Task item – Please copy each line below that contains the word "chevron".

Website and app data records
★ ★ ★ ★ ★ ★ ★

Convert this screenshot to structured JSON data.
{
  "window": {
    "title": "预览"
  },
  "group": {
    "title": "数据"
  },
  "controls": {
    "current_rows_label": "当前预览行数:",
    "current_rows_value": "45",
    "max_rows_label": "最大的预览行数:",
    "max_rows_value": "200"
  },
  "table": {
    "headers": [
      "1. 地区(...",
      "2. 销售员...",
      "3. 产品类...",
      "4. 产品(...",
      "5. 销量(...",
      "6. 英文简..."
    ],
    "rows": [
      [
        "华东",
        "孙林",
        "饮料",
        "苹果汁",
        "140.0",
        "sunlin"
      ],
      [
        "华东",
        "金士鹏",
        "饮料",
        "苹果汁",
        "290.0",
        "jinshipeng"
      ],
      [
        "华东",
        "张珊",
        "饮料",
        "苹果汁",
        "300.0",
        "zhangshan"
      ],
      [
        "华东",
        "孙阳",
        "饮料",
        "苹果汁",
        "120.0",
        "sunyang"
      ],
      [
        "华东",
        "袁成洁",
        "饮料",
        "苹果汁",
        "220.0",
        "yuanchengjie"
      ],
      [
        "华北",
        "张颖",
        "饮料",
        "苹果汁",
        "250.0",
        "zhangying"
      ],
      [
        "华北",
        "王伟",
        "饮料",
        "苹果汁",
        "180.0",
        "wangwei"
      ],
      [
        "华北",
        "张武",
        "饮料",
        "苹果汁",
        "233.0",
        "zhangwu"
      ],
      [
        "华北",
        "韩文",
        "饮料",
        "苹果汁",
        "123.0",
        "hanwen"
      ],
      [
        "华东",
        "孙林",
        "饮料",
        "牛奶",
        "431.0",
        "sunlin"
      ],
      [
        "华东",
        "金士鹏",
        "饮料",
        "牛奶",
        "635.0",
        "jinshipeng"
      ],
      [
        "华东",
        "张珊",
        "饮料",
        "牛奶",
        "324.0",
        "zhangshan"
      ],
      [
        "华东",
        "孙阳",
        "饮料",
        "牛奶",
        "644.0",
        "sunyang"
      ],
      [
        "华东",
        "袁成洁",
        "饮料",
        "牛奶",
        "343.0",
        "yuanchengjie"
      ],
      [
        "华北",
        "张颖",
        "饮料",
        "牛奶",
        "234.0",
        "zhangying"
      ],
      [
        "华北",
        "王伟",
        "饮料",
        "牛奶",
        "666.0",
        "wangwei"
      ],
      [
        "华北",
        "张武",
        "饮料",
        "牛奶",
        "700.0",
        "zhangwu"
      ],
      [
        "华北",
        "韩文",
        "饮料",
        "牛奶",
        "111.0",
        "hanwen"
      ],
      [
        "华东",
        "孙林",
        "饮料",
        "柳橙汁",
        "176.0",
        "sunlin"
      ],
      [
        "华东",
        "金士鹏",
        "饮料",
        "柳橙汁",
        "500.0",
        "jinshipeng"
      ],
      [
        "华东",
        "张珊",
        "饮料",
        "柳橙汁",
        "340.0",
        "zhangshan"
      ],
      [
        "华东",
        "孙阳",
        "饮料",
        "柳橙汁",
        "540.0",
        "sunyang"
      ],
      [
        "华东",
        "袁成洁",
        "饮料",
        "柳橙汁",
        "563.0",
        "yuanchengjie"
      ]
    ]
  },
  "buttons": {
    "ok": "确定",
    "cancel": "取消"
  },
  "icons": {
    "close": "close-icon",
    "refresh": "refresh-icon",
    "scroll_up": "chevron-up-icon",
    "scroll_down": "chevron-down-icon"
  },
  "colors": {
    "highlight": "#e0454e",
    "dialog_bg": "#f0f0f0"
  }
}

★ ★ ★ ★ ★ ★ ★

Output –
    "scroll_up": "chevron-up-icon",
    "scroll_down": "chevron-down-icon"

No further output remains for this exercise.